Lesson Overview

34.2 Glands of the

Endocrine System

Pituitary gland
Pituitary Gland

  • Pituitary gland = bean-sized structure that dangles on a slender stalk of tissue at the base of the brain (off the hypothalamus)

  • Some of the hormones released by the pituitary control other glands, while others affect other types of tissues


  • Hypothalamus = controls the secretions of the pituitary gland and is the link between the central nervous system and the endocrine system

    • Hormones are made in the hypothalamus and stored in the pituitary gland

    • When the pituitary gland is stimulated, it releases the hormones into the blood

Adrenal glands
Adrenal Glands

  • The adrenal glands are pyramid-shaped structures that sit on top of the kidneys.

  • The adrenal glands release hormones that help the body deal with stress

    • The “fight or flight” response is produced when impulses from the sympathetic nervous system stimulate the adrenal glands to release large amounts of adrenaline


  • The pancreas has both exocrine and endocrine functions

  • As an exocrine gland, the pancreas releases enzymes that help digest food

  • As an endocrine gland, the pancreases releases insulin and glucagon help to keep the blood glucose (sugar) level stable

  • Insulin = decreases blood sugar [stores sugar inside other cells]

  • Glucagon = increases blood sugar [removes stored sugar from other cells]

Thyroid gland
Thyroid Gland

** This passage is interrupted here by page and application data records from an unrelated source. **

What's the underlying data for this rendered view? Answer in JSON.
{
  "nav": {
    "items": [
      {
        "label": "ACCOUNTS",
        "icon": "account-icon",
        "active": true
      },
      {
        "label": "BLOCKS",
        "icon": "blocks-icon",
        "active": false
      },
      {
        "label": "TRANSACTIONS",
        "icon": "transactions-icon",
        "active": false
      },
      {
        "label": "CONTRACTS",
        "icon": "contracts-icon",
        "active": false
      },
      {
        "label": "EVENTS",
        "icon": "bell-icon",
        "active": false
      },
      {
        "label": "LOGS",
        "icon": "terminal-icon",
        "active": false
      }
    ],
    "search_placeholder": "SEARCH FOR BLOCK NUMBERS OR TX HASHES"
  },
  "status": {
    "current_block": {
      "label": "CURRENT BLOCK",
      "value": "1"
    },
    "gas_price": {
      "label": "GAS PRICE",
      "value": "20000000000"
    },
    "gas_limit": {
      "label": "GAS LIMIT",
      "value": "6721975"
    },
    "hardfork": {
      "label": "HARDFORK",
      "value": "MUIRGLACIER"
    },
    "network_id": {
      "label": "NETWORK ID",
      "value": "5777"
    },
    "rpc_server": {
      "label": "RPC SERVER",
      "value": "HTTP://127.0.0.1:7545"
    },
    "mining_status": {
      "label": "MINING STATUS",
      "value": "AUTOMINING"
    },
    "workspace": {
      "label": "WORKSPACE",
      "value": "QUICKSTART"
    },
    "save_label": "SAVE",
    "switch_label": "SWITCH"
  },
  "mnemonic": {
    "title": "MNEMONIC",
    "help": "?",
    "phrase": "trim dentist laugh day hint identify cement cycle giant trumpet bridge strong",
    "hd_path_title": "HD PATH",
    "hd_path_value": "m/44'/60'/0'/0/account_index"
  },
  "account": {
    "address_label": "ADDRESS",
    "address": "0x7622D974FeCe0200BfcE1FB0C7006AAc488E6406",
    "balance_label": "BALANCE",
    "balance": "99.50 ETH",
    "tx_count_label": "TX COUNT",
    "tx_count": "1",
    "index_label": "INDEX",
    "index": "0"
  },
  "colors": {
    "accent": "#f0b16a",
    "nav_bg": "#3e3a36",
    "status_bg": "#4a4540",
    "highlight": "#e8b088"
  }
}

  • Thyroid gland = uses iodine to produce hormones that increase metabolism (causing cells to become more active, use more energy, and produce more heat)

  • Thyroid gland is located at the base of the neck and wraps around the upper part of the trachea

Parathyroid glands
Parathyroid Glands

  • Parathyroid hormone = increases calcium levels in the blood by:

  • promoting the release of calcium from bone

  • the reabsorption of calcium in the kidneys

  • the uptake of calcium from the digestive system.

Reproductive glands
Reproductive Glands

  • The gonads—ovaries and testes—are the body’s reproductive glands.

  • The gonads serve two functions: production of gametes and secretion of sex hormones.

  • Females = ovaries produce eggs and secrete hormones called estrogens

  • Males = testes produce sperm and secrete the hormone testosterone